:: Excerpts from an interface dataset ::
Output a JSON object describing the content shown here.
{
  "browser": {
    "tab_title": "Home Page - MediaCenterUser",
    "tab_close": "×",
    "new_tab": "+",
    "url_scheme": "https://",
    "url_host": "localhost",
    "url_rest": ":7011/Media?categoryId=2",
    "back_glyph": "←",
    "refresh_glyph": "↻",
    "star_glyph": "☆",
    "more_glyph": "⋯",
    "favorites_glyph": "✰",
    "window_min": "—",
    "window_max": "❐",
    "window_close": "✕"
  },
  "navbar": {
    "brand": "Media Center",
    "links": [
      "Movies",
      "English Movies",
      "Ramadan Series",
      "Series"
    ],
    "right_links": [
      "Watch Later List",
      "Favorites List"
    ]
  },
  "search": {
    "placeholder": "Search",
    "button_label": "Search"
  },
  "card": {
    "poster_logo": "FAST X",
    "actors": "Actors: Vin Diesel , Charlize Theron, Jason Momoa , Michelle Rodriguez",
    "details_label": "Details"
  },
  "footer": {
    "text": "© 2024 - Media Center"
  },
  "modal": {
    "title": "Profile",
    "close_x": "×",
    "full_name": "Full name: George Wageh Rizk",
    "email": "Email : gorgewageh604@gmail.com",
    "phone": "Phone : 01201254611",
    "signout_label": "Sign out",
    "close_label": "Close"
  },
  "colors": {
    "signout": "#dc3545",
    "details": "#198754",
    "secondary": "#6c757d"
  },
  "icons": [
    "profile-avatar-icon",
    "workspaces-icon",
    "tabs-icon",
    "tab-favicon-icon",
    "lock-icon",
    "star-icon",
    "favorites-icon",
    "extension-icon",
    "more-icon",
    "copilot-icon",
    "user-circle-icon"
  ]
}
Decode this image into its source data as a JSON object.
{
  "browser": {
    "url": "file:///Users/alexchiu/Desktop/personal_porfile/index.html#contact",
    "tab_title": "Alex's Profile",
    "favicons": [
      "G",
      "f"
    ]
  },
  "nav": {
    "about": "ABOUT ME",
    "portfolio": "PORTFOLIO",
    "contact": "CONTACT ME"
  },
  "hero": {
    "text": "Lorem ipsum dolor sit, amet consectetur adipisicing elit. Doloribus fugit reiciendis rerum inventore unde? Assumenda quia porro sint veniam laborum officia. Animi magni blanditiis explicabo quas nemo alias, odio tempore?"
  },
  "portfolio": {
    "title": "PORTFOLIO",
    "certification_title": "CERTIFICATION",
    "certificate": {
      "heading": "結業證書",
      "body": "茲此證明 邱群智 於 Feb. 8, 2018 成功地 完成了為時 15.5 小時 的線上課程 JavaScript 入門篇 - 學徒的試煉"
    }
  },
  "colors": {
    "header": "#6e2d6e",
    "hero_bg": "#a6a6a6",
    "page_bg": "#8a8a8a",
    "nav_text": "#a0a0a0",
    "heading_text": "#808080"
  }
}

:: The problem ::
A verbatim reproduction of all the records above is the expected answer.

:: Response to this task ::
Output a JSON object describing the content shown here.
{
  "browser": {
    "tab_title": "Home Page - MediaCenterUser",
    "tab_close": "×",
    "new_tab": "+",
    "url_scheme": "https://",
    "url_host": "localhost",
    "url_rest": ":7011/Media?categoryId=2",
    "back_glyph": "←",
    "refresh_glyph": "↻",
    "star_glyph": "☆",
    "more_glyph": "⋯",
    "favorites_glyph": "✰",
    "window_min": "—",
    "window_max": "❐",
    "window_close": "✕"
  },
  "navbar": {
    "brand": "Media Center",
    "links": [
      "Movies",
      "English Movies",
      "Ramadan Series",
      "Series"
    ],
    "right_links": [
      "Watch Later List",
      "Favorites List"
    ]
  },
  "search": {
    "placeholder": "Search",
    "button_label": "Search"
  },
  "card": {
    "poster_logo": "FAST X",
    "actors": "Actors: Vin Diesel , Charlize Theron, Jason Momoa , Michelle Rodriguez",
    "details_label": "Details"
  },
  "footer": {
    "text": "© 2024 - Media Center"
  },
  "modal": {
    "title": "Profile",
    "close_x": "×",
    "full_name": "Full name: George Wageh Rizk",
    "email": "Email : gorgewageh604@gmail.com",
    "phone": "Phone : 01201254611",
    "signout_label": "Sign out",
    "close_label": "Close"
  },
  "colors": {
    "signout": "#dc3545",
    "details": "#198754",
    "secondary": "#6c757d"
  },
  "icons": [
    "profile-avatar-icon",
    "workspaces-icon",
    "tabs-icon",
    "tab-favicon-icon",
    "lock-icon",
    "star-icon",
    "favorites-icon",
    "extension-icon",
    "more-icon",
    "copilot-icon",
    "user-circle-icon"
  ]
}
Decode this image into its source data as a JSON object.
{
  "browser": {
    "url": "file:///Users/alexchiu/Desktop/personal_porfile/index.html#contact",
    "tab_title": "Alex's Profile",
    "favicons": [
      "G",
      "f"
    ]
  },
  "nav": {
    "about": "ABOUT ME",
    "portfolio": "PORTFOLIO",
    "contact": "CONTACT ME"
  },
  "hero": {
    "text": "Lorem ipsum dolor sit, amet consectetur adipisicing elit. Doloribus fugit reiciendis rerum inventore unde? Assumenda quia porro sint veniam laborum officia. Animi magni blanditiis explicabo quas nemo alias, odio tempore?"
  },
  "portfolio": {
    "title": "PORTFOLIO",
    "certification_title": "CERTIFICATION",
    "certificate": {
      "heading": "結業證書",
      "body": "茲此證明 邱群智 於 Feb. 8, 2018 成功地 完成了為時 15.5 小時 的線上課程 JavaScript 入門篇 - 學徒的試煉"
    }
  },
  "colors": {
    "header": "#6e2d6e",
    "hero_bg": "#a6a6a6",
    "page_bg": "#8a8a8a",
    "nav_text": "#a0a0a0",
    "heading_text": "#808080"
  }
}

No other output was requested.